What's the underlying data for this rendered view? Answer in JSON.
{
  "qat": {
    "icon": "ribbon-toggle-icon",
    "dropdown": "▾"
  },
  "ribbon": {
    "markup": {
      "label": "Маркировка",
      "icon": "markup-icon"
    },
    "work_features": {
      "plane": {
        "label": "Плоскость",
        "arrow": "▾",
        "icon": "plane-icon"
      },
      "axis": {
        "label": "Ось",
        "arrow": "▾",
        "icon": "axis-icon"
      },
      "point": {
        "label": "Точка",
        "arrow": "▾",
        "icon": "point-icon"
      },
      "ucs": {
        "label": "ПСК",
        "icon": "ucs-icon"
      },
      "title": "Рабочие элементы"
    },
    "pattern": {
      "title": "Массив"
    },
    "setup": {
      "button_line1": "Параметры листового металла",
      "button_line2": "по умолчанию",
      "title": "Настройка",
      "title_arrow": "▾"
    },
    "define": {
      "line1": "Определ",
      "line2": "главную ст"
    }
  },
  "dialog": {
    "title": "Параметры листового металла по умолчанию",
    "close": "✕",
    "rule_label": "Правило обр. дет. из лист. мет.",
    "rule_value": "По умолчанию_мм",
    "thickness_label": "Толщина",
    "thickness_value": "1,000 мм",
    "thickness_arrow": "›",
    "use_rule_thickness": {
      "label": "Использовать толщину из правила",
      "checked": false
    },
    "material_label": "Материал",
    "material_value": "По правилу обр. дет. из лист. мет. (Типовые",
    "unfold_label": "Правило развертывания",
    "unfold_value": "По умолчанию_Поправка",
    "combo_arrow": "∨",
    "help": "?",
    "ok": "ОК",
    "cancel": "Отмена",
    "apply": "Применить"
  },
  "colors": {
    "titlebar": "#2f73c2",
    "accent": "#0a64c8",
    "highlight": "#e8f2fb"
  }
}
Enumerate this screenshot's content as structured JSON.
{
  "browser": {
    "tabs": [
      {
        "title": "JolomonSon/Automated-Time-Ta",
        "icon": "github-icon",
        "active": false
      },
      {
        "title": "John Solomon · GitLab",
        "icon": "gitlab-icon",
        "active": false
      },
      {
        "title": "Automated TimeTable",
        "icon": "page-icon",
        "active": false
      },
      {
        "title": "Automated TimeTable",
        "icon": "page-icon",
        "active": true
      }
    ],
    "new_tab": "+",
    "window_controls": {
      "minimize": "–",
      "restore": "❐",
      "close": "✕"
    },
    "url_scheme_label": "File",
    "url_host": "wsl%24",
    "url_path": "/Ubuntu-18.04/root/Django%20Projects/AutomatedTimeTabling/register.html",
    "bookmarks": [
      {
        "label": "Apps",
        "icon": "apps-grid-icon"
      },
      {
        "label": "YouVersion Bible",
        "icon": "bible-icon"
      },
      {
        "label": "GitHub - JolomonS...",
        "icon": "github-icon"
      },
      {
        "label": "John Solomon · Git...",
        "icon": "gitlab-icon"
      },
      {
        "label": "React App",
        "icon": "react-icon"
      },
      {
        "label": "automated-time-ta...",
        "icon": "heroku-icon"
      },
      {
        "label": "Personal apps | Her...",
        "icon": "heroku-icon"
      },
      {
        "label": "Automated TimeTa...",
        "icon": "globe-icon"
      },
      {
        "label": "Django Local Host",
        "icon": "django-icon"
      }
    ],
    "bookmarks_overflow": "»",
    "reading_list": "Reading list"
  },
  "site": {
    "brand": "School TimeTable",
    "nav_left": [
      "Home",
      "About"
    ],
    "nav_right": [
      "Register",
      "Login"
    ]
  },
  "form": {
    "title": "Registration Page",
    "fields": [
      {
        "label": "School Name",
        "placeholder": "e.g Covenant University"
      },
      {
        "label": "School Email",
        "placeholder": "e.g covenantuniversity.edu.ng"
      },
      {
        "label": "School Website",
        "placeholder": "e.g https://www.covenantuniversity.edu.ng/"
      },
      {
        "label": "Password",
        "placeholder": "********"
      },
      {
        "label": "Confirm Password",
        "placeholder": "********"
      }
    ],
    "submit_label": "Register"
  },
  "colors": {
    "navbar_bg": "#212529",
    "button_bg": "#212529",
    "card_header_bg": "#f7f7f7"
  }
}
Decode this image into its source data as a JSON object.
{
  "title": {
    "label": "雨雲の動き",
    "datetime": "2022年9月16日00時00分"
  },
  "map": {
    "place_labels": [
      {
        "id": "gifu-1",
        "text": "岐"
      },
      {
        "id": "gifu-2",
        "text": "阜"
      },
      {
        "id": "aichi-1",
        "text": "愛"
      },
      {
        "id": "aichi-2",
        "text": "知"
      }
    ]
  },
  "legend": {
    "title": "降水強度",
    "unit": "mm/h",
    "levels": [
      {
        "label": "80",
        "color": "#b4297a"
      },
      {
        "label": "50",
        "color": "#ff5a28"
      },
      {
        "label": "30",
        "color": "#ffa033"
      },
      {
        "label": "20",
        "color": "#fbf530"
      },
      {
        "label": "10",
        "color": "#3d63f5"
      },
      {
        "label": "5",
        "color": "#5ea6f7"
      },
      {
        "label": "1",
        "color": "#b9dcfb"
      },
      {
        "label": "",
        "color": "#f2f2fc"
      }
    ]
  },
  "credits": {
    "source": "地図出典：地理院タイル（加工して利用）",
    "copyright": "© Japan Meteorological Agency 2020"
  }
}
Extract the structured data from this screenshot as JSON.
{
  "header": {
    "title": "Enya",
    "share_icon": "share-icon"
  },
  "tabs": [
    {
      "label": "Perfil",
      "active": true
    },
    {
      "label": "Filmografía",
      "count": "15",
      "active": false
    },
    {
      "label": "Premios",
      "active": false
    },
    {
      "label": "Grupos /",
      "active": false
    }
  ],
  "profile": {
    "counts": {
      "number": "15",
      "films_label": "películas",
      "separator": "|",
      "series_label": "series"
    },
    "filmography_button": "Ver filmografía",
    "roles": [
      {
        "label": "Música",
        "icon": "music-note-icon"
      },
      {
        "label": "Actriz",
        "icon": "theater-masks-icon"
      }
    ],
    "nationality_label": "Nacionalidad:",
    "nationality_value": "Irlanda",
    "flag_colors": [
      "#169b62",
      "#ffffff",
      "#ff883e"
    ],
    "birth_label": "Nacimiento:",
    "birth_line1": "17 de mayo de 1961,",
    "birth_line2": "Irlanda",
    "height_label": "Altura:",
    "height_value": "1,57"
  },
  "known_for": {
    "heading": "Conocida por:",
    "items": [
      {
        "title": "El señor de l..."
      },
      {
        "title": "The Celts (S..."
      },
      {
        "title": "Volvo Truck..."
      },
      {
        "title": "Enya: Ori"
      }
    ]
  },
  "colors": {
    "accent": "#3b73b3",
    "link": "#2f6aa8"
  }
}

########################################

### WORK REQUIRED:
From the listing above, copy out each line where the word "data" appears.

### TASK ANSWER:
What's the underlying data for this rendered view? Answer in JSON.
Decode this image into its source data as a JSON object.
Extract the structured data from this screenshot as JSON.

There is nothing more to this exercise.